◆ Excerpted data
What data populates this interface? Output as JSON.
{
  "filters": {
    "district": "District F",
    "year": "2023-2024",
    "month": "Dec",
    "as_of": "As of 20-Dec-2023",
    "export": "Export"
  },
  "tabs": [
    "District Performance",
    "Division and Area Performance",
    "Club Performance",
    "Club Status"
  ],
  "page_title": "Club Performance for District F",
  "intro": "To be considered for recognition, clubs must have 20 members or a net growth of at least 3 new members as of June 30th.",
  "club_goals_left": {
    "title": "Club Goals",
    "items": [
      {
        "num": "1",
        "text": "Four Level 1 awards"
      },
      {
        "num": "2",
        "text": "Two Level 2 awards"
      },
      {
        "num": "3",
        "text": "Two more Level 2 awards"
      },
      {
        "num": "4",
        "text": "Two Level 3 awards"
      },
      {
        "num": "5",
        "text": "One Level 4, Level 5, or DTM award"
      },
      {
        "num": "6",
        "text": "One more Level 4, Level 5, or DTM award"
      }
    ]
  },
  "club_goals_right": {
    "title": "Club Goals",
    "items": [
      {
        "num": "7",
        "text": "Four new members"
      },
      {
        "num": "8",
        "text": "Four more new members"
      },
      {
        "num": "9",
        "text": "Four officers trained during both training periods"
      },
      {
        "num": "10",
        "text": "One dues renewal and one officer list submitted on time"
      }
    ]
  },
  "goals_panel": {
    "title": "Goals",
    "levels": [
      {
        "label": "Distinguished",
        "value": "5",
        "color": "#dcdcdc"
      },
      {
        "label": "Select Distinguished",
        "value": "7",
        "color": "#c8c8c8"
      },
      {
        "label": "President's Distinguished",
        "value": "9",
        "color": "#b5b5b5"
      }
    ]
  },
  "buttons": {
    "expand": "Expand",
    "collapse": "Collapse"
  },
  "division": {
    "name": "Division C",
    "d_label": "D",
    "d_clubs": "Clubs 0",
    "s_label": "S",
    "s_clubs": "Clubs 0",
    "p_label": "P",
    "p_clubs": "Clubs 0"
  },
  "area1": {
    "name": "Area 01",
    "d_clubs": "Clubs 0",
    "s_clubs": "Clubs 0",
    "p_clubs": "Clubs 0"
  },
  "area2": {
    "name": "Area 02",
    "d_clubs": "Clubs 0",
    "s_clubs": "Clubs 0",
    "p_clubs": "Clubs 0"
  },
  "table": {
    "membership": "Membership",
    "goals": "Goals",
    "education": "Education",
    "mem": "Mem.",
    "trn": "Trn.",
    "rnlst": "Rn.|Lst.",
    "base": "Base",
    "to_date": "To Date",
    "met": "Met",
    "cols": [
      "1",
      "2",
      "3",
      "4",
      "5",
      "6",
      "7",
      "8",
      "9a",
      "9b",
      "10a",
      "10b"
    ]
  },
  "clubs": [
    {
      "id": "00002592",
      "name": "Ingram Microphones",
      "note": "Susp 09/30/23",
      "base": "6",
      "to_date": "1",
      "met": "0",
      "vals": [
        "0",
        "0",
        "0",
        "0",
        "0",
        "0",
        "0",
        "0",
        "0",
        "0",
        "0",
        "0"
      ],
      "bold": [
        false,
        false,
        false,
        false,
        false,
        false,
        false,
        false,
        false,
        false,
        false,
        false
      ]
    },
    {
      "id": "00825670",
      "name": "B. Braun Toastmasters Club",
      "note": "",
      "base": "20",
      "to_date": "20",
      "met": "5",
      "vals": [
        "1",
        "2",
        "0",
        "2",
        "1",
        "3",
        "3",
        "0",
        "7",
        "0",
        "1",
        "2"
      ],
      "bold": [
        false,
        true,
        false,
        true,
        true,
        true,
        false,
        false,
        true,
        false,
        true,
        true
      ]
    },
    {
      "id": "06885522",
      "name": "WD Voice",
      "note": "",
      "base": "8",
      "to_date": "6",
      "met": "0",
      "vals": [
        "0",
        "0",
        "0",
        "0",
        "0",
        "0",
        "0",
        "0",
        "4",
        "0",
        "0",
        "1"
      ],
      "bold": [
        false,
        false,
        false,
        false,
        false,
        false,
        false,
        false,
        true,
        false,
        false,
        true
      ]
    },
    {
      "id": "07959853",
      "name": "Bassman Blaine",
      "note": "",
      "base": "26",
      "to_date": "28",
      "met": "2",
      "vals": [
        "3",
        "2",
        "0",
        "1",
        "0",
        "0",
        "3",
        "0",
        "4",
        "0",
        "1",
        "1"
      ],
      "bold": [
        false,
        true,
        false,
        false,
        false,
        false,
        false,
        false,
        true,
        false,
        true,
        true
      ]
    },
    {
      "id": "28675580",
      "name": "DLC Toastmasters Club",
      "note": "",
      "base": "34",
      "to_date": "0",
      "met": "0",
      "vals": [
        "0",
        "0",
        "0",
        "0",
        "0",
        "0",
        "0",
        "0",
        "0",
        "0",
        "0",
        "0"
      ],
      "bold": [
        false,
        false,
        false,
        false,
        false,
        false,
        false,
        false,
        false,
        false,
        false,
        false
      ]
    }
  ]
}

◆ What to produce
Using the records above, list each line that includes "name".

◆ Result of the exercise
    "name": "Division C",
    "name": "Area 01",
    "name": "Area 02",
      "name": "Ingram Microphones",
      "name": "B. Braun Toastmasters Club",
      "name": "WD Voice",
      "name": "Bassman Blaine",
      "name": "DLC Toastmasters Club",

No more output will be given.